American Susan Roberts, of the Kansai-based Japan Cat Network, met with a dozen interested persons March 8 in Tokyo as part of the animal welfare group’s expansion to the capital and its plans to open a cat rehoming center in west Tokyo’s Hachioji.
Roberts explained the group’s activities, exchanged views and ideas with the animal-loving people at the meeting. All current residents in Japan, participants hailed from some six countries. Their common ground — a keen desire to ease the suffering of animals in their areas.
Roberts and her husband, fellow American David Wybenga, have been instrumental in helping stray cats through the couple’s TNR projects carried out over the past 14 years.

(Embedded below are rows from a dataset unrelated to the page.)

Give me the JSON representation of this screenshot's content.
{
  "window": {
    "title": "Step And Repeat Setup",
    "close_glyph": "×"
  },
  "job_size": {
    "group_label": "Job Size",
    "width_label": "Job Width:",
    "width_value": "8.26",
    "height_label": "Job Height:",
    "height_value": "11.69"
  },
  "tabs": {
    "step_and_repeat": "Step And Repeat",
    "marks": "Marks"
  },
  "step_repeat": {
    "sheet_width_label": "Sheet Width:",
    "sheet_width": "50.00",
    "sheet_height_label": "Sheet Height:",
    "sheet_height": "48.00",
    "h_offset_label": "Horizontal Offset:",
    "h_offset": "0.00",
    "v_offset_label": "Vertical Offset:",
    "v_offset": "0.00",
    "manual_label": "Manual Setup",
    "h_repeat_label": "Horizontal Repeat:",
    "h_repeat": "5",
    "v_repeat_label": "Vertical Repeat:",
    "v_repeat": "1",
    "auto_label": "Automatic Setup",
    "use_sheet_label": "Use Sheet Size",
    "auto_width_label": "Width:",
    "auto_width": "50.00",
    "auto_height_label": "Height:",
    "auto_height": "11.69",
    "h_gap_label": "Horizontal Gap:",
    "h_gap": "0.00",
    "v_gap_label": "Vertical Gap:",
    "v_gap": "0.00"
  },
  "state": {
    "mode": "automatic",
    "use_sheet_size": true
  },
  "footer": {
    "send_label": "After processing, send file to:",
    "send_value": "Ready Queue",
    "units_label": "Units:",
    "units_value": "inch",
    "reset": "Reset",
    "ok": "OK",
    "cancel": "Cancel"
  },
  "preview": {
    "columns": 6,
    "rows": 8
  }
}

TNR, or trap, neuter and return, has been proven to help reduce the population and the suffering of stray and feral cats by returning them (except for kittens and injured or sick animals) to their original living area after they are neutered.
The method works because the cats’ territory remains secured and other animals won’t move in. Populations are thus stabilized and maintained, resulting in better health and less suffering for the animals, less annoyance, frustration and mental anguish for humans.
The plan to open the Tokyo rehoming center means healthy, rescued kittens from the base shelter in Kansai will have more of a chance at adoption.
With the backup of the rescue and rehabilitation effort at the main shelter and an office at the Tokyo center, inquiries from Tokyo-based people on starting TNR projects and rescue efforts will be more easily fielded.
It will be easier to “connect people to groups in their areas and provide information and support to the expat community, which might not have access to the animal welfare information available to the Japanese public,” explains Roberts.
Japan Cat Network needs help in any number of ways. “We need people who could drive or people who could take cats to vets, and people to assist others who need this kind of specific help for their own projects,” says Roberts.
“We can train people who want to start projects and we are also looking for volunteers able to provide carpentry assistance for building a kitten play area, and to help organize fund raisers.” Donations of dishes, toys, bed, cages, kitten food etc. are also welcome
Anyone with a desire to help, please contact Japan Cat Network at firstname.lastname@example.org or see the group’s Web site at www.japancatnet.com for more information. Tel: (English) 090-6058-8102 or (Japanese) 090-8525-2584.